“One looks back with appreciation to the brilliant teachers, but with gratitude to those who touched our human feelings. The curriculum is so much necessary raw material, but warmth is the vital element for the growing plant and for the soul of the child.”

Here’s to my favorite teachers, Ms. C and the other Ms. C, Ms. Z, Mr. S, and A, M, and J. Thank you for giving me the tools to succeed and the inspiration to want to do so.

And here’s to all the others out there who teach and train and coach and mentor, who share knowledge along with kindness and hope and determination, grace and humor and imagination. Thank you for believing in us and, in so doing, helping us to believe in ourselves.

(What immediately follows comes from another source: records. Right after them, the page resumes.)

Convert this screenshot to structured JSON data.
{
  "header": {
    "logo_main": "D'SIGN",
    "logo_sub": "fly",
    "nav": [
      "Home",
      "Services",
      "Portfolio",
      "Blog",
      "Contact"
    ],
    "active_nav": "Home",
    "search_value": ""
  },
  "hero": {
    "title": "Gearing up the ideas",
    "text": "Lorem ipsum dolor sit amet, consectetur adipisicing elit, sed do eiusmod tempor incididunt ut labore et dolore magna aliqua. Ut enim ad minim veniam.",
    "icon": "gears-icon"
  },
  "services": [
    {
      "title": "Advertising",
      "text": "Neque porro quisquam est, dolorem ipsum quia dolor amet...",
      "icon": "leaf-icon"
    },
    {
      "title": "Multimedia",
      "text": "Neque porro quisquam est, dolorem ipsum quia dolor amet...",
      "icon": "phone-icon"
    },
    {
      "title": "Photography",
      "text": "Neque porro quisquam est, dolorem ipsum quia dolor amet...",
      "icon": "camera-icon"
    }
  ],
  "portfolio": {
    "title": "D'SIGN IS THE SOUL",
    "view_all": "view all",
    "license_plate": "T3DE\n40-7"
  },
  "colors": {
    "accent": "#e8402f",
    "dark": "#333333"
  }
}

Happy Teacher Appreciation Week.

Categories
Good People

Dance

Not long ago, I discovered Gurdeep Pandher and his merry dance videos. Mr. Pandher dances Bhangra, a traditional folk dance that originated in Punjab, India.

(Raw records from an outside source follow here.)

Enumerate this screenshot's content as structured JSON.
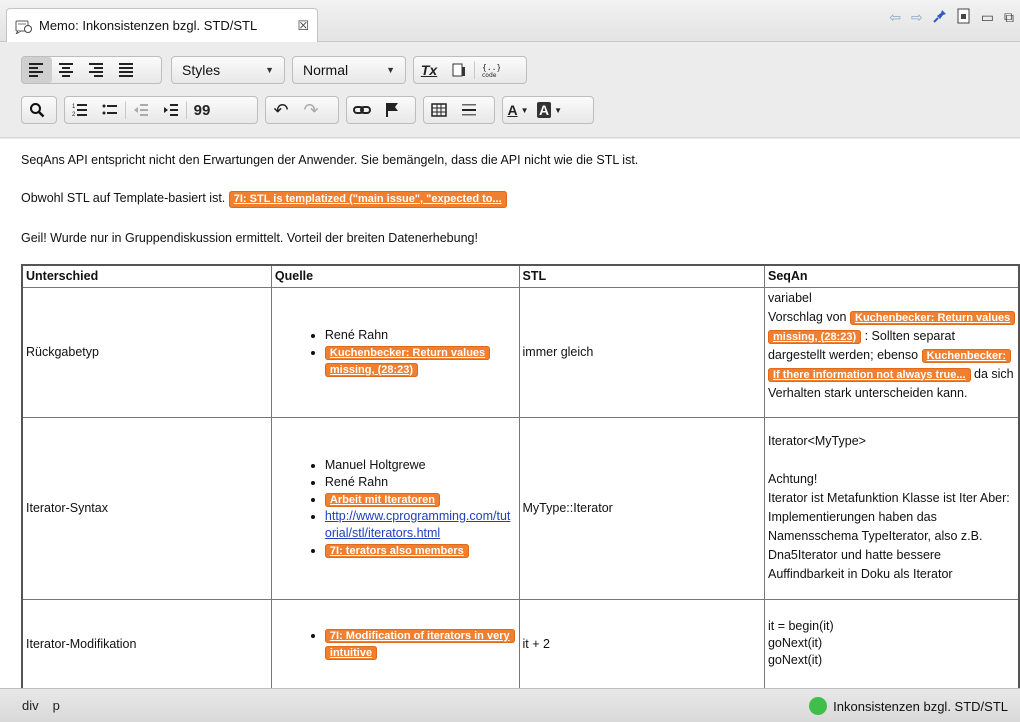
{
  "tab": {
    "title": "Memo: Inkonsistenzen bzgl. STD/STL",
    "close": "☒"
  },
  "view_actions": {
    "back": "⇦",
    "forward": "⇨",
    "pin": "📌",
    "minimize": "▭",
    "restore": "⧉"
  },
  "toolbar": {
    "style_combo": "Styles",
    "format_combo": "Normal",
    "clear_format": "Tx",
    "quote": "99",
    "undo": "↶",
    "redo": "↷",
    "font_color": "A",
    "bg_color": "A"
  },
  "doc": {
    "p1": "SeqAns API entspricht nicht den Erwartungen der Anwender. Sie bemängeln, dass die API nicht wie die STL ist.",
    "p2_text": "Obwohl STL auf Template-basiert ist.",
    "p2_code": "7I: STL is templatized (\"main issue\", \"expected to...",
    "p3": "Geil! Wurde nur in Gruppendiskussion ermittelt. Vorteil der breiten Datenerhebung!"
  },
  "table": {
    "headers": [
      "Unterschied",
      "Quelle",
      "STL",
      "SeqAn"
    ],
    "rows": [
      {
        "unterschied": "Rückgabetyp",
        "quelle": [
          "René Rahn",
          "Kuchenbecker: Return values missing, (28:23)"
        ],
        "stl": "immer gleich",
        "seqan": {
          "line1": "variabel",
          "pre": "Vorschlag von",
          "code1": "Kuchenbecker: Return values missing, (28:23)",
          "mid": ": Sollten separat dargestellt werden; ebenso",
          "code2": "Kuchenbecker: If there information not always true...",
          "post": "da sich Verhalten stark unterscheiden kann."
        }
      },
      {
        "unterschied": "Iterator-Syntax",
        "quelle": [
          "Manuel Holtgrewe",
          "René Rahn",
          "Arbeit mit Iteratoren",
          "http://www.cprogramming.com/tutorial/stl/iterators.html",
          "7I: terators also members"
        ],
        "stl": "MyType::Iterator",
        "seqan": {
          "line1": "Iterator<MyType>",
          "line2": "Achtung!",
          "line3": "Iterator ist Metafunktion Klasse ist Iter Aber: Implementierungen haben das Namensschema TypeIterator, also z.B. Dna5Iterator und hatte bessere Auffindbarkeit in Doku als Iterator"
        }
      },
      {
        "unterschied": "Iterator-Modifikation",
        "quelle": [
          "7I: Modification of iterators in very intuitive"
        ],
        "stl": "it + 2",
        "seqan": {
          "line1": "it = begin(it)",
          "line2": "goNext(it)",
          "line3": "goNext(it)"
        }
      }
    ]
  },
  "status": {
    "path": [
      "div",
      "p"
    ],
    "label": "Inkonsistenzen bzgl. STD/STL"
  },
  "colors": {
    "code_tag": "#f07f2f",
    "status_ok": "#3fbf4a",
    "link": "#1f3fbf"
  }
}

The videos are filmed in the Yukon, where Mr. Pandher lives. He dances outside, among the snow and wildlife and trees, highlighting the beauty of the area.

It’s impossible not to smile when watching the videos, not to want to join in and dance with him. They are full of hopeful energy, happy light and a cheerful spirit.

Each dance video includes a message of joy and positivity, dedicated to specific people, moments, or events. It’s his way of making a difference in the world, a heartfelt gift of delight and optimism.

Here’s to Gurdeep Pandher and the way he enthusiastically celebrates life. Sometimes, things are difficult. Not every day is a good one. But, he reminds me that there is almost always a reason to dance.

Categories
Good Nature

Beauty

It might end up being the only strawberry from this year’s backyard garden. Or else it could be the first of many.

Either way, it’s a beauty.

Here’s to early morning gifts and gardening achievements.

Categories
Good Nature People

Treasure

Yesterday, I came across a story about a woman, Flora Blathwayt, who collects bits of plastic trash from the banks of the River Thames and various beaches in England. She cleans the trash thoroughly and then adds it in creative ways to greeting cards that she’s designed. On the back of each card she creates, she lists the location where the plastic was found.

Ms. Blathwayt’s hobby has turned into a business, Washed Up Cards. Her business has sustained her, emotionally and financially, during a furlough from her job.

She’s not just using her skills and imagination to make money, however. She’s also bringing awareness to the issue of plastic waste in rivers and oceans. She’s supporting the sustainability movement and it, in turn, is supporting her.

To learn more about Washed Up Cards, you can visit her Etsy site at https://www.etsy.com/uk/shop/washedupcards/ .

Here’s to those, like Flora Blathwayt, who use their creative talents to turn trash into treasure. They help to make the world a better place, one small bit at a time.